I saw him in the street after the 1999 referendum. He said: “Well, David,  you won this time. But next time you’ll have a real fight on your hands.”

“ No we won’t, George,” I said.  “Your side has peaked.

“1999 was your most auspicious year. If you couldn’t do it then, you will never do it.”

“Those things you had which could be used to encourage change – the Centenary of Federation, the new century, the new millennium, the Olympic Games, the Royal divorces, the media- political juggernaut, a generous wealthy benefactor – they will not come together  again.”

“George, I am sorry to tell you this. But it’s all downhill from here.”

He smiled and we went our separate ways.




...highest ethical standards....



A leading authority on the constitution, in everything  that he did he was always gracious and honourable.  He was therefore not embarrassed at all in denouncing error or impropriety in the republican camp.

In 2004, he came to the conclusion that  the head of state dispute  was an “arid and ultimately irrelevant battle over nomenclature” (Quadrant , September, 2004.)

He was also persuaded in recent years that another attempt to change the constitution should not be made during the present reign.

He completely disapproved of creeping republicanism, where opportunistic politicians  remove the signs and symbols of the Crown.

Not only did he think this a misguided tactic.  He once told me “The more the people see the symbols the more they will wish to be rid of the Crown.”  

Of course I said this was not so; people honour and respect the Crown.

But I agreed entirely with his more fundamental objection, succinctly explained by the eminent jurist, Dr Peter Gerangelos, in a  most moving eulogy delivered on Wednesday, 12 November, 2008, in the superb church of St Francis of Assisi, in the very heart of inner Sydney at Paddington.  Father Ken Sergeant, Father Peter McGrath, OFM and Monsignor Tony Doherty, formerly Dean of St. Mary’s Cathedral, were the concelebrants of the requiem mass.

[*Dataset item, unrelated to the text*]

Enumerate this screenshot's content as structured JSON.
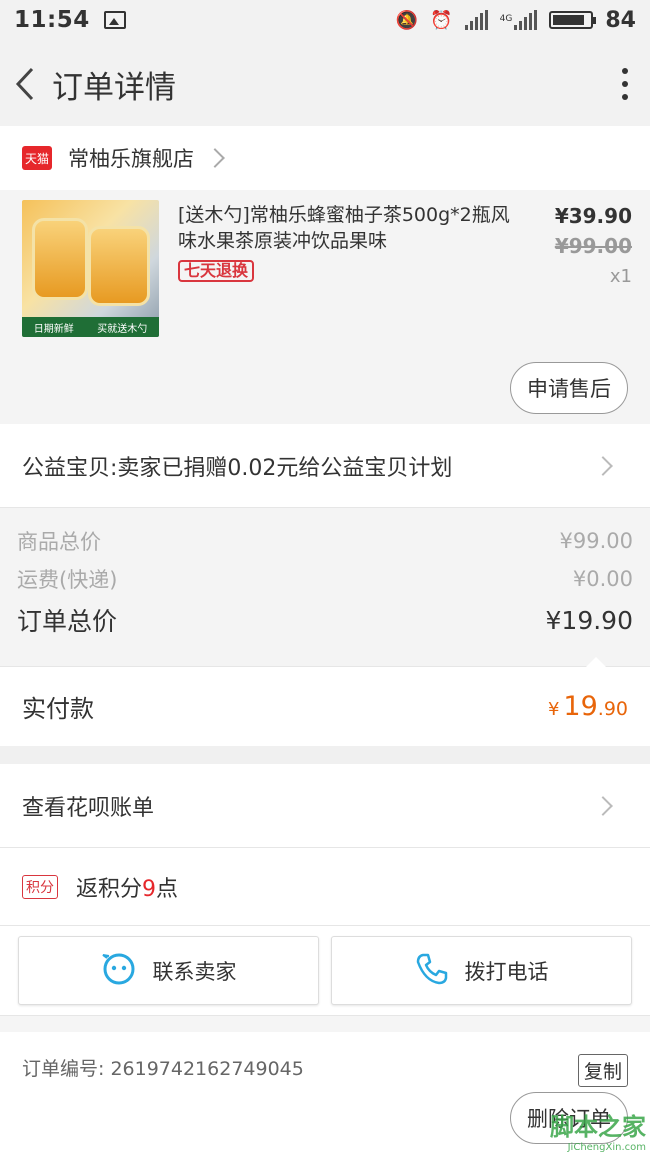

Professor Winterton’s fundamental objection to creeping republicanism was that as Australia is in its fundamental law a constitutional monarchy, we must maintain the usages of monarchy and not become a republic by stealth.

To him, legality is such a precious golden thread, it must always be maintained. 

To his dear widow, Ros, his children David, Philip, Maddy and Julia, his mother Rita, and his brother Peter, ACM extends our deepest sympathy on the passing of a great Australian.